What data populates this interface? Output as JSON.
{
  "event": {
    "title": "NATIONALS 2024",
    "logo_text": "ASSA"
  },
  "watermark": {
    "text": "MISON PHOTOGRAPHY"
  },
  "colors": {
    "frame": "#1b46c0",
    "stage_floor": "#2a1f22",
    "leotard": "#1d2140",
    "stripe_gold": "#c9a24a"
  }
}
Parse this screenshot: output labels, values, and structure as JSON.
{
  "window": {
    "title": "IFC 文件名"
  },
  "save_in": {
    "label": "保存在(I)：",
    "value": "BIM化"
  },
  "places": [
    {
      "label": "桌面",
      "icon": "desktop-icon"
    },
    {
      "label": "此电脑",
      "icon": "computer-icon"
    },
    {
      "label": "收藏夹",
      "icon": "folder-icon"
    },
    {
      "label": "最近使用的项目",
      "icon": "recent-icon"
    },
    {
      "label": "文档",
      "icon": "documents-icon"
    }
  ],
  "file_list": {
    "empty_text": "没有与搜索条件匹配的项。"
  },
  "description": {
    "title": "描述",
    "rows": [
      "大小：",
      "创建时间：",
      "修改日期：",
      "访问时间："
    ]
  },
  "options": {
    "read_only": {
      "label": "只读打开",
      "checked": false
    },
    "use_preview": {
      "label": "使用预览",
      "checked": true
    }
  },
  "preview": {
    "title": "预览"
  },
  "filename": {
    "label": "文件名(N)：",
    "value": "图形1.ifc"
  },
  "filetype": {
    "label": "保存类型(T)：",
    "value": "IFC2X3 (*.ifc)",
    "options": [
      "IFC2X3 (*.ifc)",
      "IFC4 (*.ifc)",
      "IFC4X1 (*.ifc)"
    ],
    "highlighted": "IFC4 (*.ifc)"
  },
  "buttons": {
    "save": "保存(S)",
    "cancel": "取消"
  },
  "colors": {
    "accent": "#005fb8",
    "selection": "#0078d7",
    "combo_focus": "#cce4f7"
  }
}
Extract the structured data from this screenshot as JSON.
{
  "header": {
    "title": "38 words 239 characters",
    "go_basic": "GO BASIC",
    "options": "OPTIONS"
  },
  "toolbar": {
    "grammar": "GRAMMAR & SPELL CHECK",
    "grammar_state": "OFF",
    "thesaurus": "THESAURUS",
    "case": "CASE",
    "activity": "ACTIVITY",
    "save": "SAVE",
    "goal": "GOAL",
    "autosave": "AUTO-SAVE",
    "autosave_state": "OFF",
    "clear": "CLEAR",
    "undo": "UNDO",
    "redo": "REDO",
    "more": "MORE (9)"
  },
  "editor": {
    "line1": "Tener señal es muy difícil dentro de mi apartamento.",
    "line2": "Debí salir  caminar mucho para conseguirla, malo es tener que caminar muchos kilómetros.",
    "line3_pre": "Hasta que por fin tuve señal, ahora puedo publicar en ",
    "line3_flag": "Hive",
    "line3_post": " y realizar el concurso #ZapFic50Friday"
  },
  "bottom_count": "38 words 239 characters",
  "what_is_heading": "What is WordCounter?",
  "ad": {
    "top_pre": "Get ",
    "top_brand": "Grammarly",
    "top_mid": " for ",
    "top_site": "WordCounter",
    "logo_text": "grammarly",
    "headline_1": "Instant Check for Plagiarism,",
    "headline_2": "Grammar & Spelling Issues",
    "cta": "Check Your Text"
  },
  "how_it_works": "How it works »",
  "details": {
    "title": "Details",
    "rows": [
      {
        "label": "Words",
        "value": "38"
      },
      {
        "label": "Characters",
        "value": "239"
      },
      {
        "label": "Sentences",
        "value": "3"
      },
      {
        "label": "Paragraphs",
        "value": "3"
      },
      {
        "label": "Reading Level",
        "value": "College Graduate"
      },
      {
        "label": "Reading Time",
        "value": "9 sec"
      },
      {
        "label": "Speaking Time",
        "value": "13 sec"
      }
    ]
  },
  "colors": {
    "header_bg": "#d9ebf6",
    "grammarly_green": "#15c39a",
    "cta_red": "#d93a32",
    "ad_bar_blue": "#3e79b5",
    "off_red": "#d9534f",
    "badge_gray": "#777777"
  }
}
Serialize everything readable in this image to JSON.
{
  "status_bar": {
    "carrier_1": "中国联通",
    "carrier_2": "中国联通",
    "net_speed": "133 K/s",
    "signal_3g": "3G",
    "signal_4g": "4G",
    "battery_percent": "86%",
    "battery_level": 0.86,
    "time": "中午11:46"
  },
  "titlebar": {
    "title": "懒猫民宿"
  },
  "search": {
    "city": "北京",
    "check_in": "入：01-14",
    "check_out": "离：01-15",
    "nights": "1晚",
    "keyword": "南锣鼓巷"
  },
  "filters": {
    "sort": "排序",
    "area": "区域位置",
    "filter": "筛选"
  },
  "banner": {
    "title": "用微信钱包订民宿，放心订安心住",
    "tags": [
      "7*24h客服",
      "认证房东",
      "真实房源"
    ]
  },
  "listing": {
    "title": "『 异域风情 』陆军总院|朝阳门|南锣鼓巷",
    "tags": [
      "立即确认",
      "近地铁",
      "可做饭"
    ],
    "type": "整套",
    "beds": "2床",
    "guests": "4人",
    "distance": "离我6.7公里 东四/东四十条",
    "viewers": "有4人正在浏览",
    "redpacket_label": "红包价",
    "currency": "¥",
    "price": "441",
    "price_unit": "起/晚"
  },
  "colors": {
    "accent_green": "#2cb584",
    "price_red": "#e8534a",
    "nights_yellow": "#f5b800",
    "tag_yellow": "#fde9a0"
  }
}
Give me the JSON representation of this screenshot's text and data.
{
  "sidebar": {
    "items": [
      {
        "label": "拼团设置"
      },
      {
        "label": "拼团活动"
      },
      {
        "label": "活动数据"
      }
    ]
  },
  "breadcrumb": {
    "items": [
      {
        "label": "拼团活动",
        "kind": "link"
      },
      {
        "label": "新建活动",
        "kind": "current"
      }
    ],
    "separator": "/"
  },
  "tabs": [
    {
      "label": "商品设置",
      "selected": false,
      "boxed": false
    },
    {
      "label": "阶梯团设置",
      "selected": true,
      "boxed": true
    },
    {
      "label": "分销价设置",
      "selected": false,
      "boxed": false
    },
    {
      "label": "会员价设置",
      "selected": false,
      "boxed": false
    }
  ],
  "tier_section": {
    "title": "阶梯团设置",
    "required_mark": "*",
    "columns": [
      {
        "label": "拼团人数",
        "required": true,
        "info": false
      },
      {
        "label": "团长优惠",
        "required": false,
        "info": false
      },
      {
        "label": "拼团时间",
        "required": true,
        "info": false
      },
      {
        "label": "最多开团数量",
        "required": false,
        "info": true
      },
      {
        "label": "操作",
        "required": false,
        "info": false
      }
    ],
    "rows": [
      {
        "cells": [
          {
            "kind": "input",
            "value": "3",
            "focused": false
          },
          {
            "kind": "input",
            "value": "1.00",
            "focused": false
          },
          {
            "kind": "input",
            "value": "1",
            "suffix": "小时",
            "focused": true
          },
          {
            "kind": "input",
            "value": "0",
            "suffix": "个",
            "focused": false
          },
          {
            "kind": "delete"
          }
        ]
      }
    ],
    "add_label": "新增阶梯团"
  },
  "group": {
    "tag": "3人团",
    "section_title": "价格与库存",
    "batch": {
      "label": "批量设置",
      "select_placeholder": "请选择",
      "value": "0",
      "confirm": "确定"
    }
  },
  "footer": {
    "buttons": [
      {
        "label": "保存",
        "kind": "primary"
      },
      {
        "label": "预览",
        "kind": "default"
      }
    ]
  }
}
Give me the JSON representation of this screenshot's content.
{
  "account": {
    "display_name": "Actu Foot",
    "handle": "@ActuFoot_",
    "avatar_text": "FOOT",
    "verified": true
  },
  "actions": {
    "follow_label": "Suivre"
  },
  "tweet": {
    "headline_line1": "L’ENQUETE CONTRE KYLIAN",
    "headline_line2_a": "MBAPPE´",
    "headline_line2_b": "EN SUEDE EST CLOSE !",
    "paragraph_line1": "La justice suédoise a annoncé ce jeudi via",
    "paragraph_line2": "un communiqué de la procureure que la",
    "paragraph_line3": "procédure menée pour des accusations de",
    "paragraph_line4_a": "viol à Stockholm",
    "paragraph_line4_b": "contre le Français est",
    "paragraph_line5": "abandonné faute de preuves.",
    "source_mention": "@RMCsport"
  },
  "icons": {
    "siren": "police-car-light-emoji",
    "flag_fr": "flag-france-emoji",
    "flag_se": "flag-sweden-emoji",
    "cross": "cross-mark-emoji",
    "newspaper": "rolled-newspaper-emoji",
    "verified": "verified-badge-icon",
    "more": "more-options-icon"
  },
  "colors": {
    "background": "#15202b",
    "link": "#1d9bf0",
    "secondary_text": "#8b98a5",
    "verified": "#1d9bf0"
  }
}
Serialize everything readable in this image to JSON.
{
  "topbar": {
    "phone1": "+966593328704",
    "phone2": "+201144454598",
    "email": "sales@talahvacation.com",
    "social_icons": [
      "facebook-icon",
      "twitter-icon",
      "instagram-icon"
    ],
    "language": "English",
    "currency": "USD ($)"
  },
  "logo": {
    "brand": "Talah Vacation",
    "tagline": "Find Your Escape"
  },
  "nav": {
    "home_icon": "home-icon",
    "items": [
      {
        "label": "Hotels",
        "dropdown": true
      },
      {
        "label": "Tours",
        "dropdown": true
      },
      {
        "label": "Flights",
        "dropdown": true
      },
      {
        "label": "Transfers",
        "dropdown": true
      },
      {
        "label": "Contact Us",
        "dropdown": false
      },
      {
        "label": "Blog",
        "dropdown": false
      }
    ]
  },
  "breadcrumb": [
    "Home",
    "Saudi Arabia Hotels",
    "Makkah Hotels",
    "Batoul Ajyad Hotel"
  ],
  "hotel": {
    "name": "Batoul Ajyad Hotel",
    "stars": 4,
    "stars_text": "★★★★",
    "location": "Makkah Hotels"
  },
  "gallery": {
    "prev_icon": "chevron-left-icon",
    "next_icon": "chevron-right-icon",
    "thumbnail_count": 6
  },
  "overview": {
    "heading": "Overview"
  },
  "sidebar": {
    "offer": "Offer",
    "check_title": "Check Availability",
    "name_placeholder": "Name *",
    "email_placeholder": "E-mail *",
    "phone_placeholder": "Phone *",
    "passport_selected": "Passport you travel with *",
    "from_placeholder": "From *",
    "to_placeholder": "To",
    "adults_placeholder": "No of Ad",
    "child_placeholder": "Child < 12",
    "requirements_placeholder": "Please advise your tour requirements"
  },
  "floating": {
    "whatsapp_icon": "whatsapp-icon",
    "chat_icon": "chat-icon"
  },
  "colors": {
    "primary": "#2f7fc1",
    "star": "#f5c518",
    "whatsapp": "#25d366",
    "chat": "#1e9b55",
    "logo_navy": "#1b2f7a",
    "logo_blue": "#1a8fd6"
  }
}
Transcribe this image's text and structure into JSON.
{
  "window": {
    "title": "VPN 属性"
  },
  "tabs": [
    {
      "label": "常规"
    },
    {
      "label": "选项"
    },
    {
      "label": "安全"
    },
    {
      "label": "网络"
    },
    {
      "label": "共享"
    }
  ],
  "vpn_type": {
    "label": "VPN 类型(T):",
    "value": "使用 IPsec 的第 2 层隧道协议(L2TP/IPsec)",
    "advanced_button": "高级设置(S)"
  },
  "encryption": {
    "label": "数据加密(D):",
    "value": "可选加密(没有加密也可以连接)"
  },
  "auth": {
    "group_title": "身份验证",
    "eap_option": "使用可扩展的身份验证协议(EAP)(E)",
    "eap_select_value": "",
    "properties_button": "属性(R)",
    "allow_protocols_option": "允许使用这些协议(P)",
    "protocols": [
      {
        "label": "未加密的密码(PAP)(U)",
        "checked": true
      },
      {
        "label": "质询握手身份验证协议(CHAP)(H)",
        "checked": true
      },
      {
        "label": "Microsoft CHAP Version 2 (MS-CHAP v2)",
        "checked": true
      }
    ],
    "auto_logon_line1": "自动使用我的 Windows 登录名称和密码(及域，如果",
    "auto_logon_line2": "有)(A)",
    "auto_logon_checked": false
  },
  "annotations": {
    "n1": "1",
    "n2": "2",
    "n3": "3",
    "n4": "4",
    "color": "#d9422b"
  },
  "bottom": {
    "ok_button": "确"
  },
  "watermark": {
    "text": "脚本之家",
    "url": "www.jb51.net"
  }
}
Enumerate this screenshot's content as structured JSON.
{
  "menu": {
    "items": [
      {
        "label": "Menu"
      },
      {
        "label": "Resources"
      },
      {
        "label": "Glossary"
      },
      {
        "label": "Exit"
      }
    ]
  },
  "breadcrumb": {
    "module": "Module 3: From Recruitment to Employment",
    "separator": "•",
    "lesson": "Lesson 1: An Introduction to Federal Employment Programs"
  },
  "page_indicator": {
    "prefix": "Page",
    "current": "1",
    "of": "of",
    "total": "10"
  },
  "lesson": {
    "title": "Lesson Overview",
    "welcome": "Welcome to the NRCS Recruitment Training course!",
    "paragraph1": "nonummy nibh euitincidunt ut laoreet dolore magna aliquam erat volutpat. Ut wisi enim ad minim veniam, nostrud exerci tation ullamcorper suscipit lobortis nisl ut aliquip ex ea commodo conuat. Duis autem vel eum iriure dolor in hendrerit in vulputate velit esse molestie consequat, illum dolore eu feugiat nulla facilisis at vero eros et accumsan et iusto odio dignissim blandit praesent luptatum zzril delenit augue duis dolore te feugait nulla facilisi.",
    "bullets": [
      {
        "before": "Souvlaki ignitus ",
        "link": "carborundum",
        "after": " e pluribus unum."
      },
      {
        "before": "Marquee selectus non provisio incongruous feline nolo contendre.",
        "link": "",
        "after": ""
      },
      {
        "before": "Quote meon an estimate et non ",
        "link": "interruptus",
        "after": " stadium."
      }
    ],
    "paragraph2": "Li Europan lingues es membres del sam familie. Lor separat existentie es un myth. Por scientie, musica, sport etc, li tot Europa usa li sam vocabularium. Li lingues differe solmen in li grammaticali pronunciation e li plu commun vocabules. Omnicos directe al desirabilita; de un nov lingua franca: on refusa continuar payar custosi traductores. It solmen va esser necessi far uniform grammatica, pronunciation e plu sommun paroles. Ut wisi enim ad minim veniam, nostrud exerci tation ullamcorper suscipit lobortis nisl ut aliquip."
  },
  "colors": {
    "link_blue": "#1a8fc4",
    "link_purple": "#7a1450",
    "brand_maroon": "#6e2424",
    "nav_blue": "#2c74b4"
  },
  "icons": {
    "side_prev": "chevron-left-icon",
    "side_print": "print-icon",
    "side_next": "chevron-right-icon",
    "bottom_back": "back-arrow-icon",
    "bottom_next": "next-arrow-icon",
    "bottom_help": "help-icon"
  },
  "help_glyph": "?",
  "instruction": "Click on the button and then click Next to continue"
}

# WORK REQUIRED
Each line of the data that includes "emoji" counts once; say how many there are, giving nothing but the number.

# RESPONSE TO THIS TASK
5